Virtual Reality made its way into the line-up of attractions at Knott’s Scary Farm this year, but it didn’t last for long. Fear VR, as it was called, was announced with great enthusiasm by Knott’s Berry Farm earlier this month. Unfortunately, it wasn’t met with as much enthusiasm by mental health advocates who have claimed the attraction stigmatized and denigrated mentally ill individuals.
This late in the season, Knott’s found itself unable to correct course with an alternative attraction in response to the community’s campaign against the Fear VR. Instead, it decided to shut down the attraction out of respect for those that struggle with mental illness.
The VR experience revolved around the story of a possessed girl in a mental health facility. It’s original name was Fear VR: 5150, referencing a section of the California Welfare and Institutions Code that authorizes involuntary confinement of individuals with mental disorders that pose a danger to others or themselves. This was one of the triggers for mental health advocates who felt it was insensitive to families that have had to enact a 5150 for their loved ones.
In a statement put out by Knott’s Berry Farm and its parent company, Cedar Fair, officials responded to requests for the ride’s closure:

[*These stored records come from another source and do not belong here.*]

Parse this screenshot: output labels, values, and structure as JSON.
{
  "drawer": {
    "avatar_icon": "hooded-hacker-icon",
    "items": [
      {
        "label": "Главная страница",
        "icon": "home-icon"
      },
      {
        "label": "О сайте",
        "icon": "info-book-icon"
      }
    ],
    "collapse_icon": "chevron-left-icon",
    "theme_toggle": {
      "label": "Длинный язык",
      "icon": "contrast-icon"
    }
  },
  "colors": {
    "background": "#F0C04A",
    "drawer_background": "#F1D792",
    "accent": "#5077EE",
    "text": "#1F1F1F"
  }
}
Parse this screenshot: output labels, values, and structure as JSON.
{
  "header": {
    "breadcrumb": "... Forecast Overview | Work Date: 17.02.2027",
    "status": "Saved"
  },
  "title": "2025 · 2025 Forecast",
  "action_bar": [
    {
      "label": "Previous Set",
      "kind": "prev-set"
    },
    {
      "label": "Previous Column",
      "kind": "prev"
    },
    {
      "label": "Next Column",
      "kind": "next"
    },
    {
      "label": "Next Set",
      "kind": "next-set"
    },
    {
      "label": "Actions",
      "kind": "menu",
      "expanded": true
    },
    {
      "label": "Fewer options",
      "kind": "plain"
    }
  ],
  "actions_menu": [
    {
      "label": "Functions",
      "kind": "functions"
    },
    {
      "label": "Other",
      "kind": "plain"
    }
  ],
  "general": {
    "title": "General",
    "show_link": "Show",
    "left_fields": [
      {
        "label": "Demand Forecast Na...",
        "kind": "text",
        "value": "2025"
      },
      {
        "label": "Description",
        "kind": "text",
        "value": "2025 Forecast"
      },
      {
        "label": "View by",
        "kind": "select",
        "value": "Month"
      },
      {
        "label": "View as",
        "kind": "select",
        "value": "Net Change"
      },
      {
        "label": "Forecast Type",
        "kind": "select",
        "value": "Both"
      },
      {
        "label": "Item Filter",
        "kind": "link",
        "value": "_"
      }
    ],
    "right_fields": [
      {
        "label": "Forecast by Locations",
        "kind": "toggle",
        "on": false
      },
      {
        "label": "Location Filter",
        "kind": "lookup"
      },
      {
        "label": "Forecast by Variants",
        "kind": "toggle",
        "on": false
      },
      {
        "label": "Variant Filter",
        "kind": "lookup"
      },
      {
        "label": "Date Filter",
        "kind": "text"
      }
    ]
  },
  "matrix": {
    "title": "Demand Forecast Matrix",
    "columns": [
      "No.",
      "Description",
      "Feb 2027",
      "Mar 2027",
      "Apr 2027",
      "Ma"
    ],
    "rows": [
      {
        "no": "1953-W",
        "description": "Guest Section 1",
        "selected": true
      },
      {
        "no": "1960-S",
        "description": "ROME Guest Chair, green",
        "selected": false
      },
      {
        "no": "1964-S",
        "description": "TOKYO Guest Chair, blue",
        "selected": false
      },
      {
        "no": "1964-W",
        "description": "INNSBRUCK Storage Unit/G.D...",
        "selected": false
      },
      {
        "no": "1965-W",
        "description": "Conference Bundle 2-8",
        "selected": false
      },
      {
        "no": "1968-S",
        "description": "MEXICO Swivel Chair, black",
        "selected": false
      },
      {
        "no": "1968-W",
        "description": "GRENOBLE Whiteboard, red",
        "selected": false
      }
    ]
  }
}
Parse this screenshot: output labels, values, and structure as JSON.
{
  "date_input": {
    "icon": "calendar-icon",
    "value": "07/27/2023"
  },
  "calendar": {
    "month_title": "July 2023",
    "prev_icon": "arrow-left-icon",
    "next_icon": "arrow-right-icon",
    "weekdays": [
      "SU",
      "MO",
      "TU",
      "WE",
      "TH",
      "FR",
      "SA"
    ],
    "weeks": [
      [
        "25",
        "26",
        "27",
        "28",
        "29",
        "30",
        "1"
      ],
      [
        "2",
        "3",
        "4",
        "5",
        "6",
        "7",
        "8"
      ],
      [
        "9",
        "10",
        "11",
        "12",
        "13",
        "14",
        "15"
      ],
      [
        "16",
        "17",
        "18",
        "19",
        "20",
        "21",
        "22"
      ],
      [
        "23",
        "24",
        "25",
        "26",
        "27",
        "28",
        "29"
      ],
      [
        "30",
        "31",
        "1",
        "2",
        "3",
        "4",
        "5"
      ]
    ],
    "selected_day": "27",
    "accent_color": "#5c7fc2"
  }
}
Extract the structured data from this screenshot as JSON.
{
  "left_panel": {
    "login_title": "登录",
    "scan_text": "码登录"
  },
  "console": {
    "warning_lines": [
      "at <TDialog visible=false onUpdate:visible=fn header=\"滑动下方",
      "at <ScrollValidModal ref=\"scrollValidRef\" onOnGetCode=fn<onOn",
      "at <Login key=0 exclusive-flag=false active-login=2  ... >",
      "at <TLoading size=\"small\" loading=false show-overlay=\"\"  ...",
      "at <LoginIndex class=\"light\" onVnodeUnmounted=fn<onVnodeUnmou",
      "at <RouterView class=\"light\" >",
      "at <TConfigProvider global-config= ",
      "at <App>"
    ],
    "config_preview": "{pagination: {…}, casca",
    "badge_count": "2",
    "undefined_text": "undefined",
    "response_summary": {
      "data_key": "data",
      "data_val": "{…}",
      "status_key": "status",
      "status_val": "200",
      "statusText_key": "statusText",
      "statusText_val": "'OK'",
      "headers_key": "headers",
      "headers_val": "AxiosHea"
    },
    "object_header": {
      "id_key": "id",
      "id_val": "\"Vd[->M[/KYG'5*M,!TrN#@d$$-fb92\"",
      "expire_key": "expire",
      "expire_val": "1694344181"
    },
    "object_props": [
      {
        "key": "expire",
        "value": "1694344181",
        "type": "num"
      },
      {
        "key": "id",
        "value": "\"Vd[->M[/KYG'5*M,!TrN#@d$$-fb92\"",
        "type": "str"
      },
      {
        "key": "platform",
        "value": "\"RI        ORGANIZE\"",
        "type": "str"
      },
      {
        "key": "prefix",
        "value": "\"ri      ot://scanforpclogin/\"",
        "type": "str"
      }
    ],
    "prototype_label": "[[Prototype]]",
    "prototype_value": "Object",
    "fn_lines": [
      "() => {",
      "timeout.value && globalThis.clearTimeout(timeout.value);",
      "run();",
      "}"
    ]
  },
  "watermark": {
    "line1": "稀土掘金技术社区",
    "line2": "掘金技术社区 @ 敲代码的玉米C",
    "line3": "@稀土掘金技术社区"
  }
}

“Over the past week, we have heard from a number of people expressing concern that one of our temporary, Halloween attractions — Fear VR — is hurtful to those who suffer from mental illness. Contrary to some traditional and social media accounts, the attraction’s story and presentation were never intended to portray mental illness.”